The impact of population dynamics on the forest resource:A case study of west laikipia; laikipia district, kenya
The study introduces the conflict between population dynamics and natural resource utilization as a subject of considerable theoretical and/or practical concern the world over, with particular focus on Kenya. More specifically, it examines the impact(s) of population in-migration and/or settlement and the related population characteristics on forest cover change in a more localized regional context in West LAIKIPIA. It posits that changes prevalent in forest cover over four designated periods in time (1961, 1969, 1980, and 1996) are primarily a result of population change over the same time frame. Given the dramatic changes in land ownership and landuse dynamics witnessed in Laikipia District since the beginning of this century owing to the takeover by the colonialists of a formerly pastoral land, and the subsequent change into large-scale ranching, then purchase and acquisition of the ranches by the landless and the later subdivision, coupled with increasing in-migration and natural population growth over the years, the extent of forest cover may have been jeopardized. This is particularly so in West Laikipia owing to its potential for rain-fed agriculture, among a myriad of other considerations. The present study set out to investigate the impact of the changes inherent in population in-migration and settlement in West Laikipia, and the related population characteristics on forest cover change in the same area. The tests adminstered started from the premise that there are no significant relationships existing between aspects such as settlement, small-scale farming, woodfuel consumption and other wood uses (mainly timber), and forest cover change. Data analysis is based on both the primary and secondary data. The former was mainly collected by the use of questionnaires from at least 10 percent of the entire households and saw-millers in the study area. All forest officers in the selected study sites were also interviewed. The samples covered were randomly selected. The main analytical tools used are correlation, selected population data analysis tools and an integrated approach for the analysis of data relating to forest cover changes obtained from aerial photographs, SPOT imagery, and topographical base maps A brief consideration touching on the general; mainly historical, aspect of migration in Laikipia District and West Laikipia in particular, coupled with a detailed discussion of the settlement process development in the selected study areas, as they relate to forest cover changes over a specified time frame is also incorporated. Analysis of data in this regard indicates that settlement alone explains about 80 percent of the overall changes affecting forest cover, and that the expansion in small-scale fanning over the years has led to over 66 percent loss of forest cover on plots from the time of settlement. Analysis of data related to population characteristics (both innate and acquired) and related to forest resource utilisation in the study areas shows that the variations in household characteristics such as net income, household size and education differentials, among other characteristics, have some influence on forest resource use either directly or indirectly. While conclusive evidence shows that there is at least a correlation(s) between population change and forest cover change; inversely or positively, the salient research finding shows that total forest cover in West Laikipia reduced over 30,000 acres in 1961 to slightly lower than 20,000 acres in 1969, only to increase drastically to 43,114 acres in 1980 and begin a downward trend to reach 40,000 acres in 1996 Notably, forest cover changes have been mainly witnessed within the forests as opposed to the forest cover margins.
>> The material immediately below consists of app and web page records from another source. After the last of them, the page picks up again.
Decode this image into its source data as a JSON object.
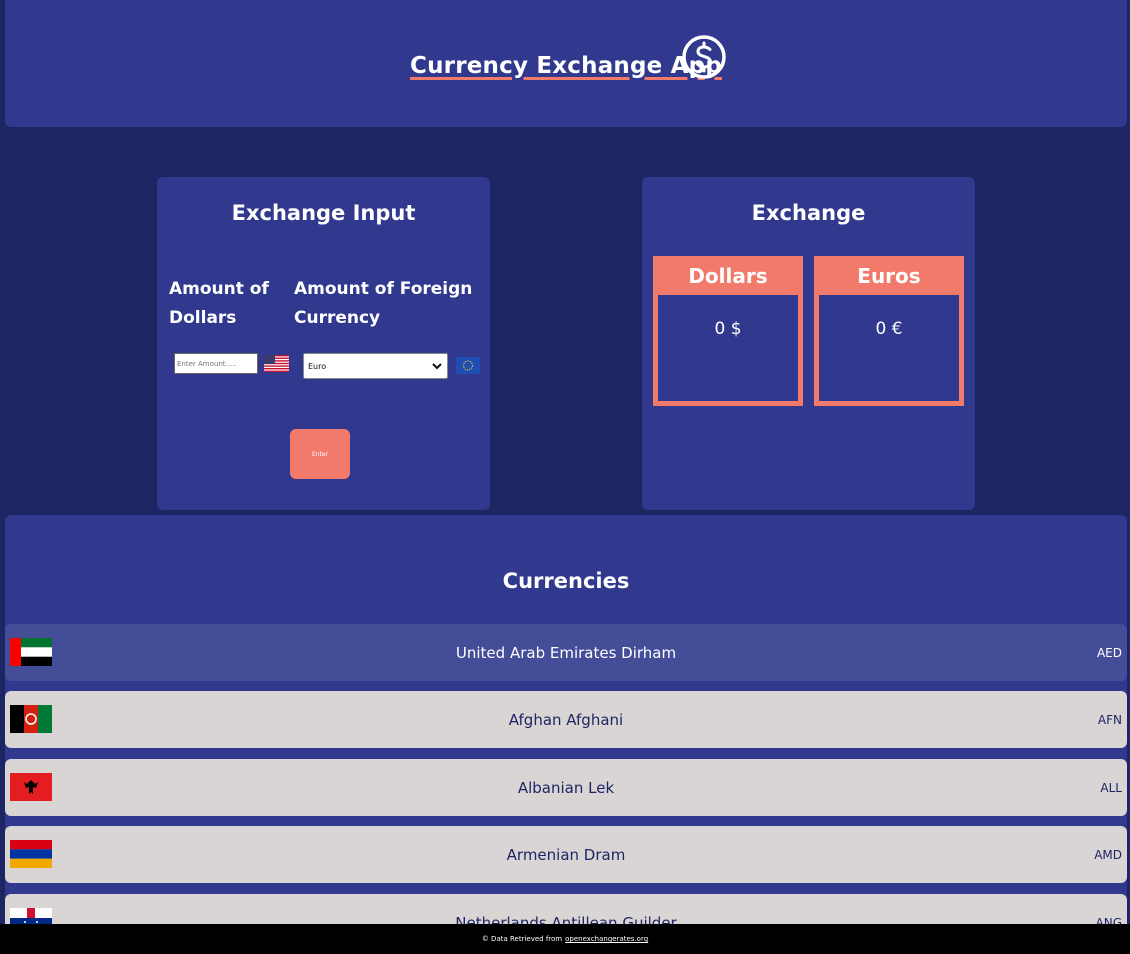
{
  "header": {
    "title": "Currency Exchange App",
    "icon": "dollar-circle-icon"
  },
  "input_panel": {
    "title": "Exchange Input",
    "dollars_label": "Amount of Dollars",
    "foreign_label": "Amount of Foreign Currency",
    "amount_placeholder": "Enter Amount.....",
    "amount_value": "",
    "selected_currency": "Euro",
    "enter_label": "Enter"
  },
  "exchange_panel": {
    "title": "Exchange",
    "dollars_header": "Dollars",
    "euros_header": "Euros",
    "dollars_value": "0 $",
    "euros_value": "0 €"
  },
  "currencies": {
    "title": "Currencies",
    "items": [
      {
        "name": "United Arab Emirates Dirham",
        "code": "AED",
        "flag": "uae-flag-icon",
        "selected": true
      },
      {
        "name": "Afghan Afghani",
        "code": "AFN",
        "flag": "afghanistan-flag-icon",
        "selected": false
      },
      {
        "name": "Albanian Lek",
        "code": "ALL",
        "flag": "albania-flag-icon",
        "selected": false
      },
      {
        "name": "Armenian Dram",
        "code": "AMD",
        "flag": "armenia-flag-icon",
        "selected": false
      },
      {
        "name": "Netherlands Antillean Guilder",
        "code": "ANG",
        "flag": "netherlands-antilles-flag-icon",
        "selected": false
      }
    ]
  },
  "footer": {
    "prefix": "© Data Retrieved from",
    "link": "openexchangerates.org"
  },
  "colors": {
    "background": "#1e2563",
    "panel": "#30398e",
    "accent": "#f27a6a",
    "row_light": "#d9d5d5",
    "row_selected": "#444d98"
  }
}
On the basis of the research findings and the related conclusions made, recommendations to future researchers, relevant policy makers and even general resource users are drawn. Mainly, whereas population policies should aim at re¬directing population migration flows to other areas other than forest zones and encouraging alternative energy use for domestic need, forest policies should aim at decentralizing forest management to allow for full participation of the local people and encouraging the practice of farm forestry in order to meet household wood requirements. There is need to undertake a compilation of a comprehensive inventoried database on forest cover densities in West Laikipia and other parts of Kenya, for the purpose of harmonizing regional development planning. There is a general dearth of this data at the moment.
CitationMaster of Arts in Population Geography
Universlty of NairobiFaculty of Arts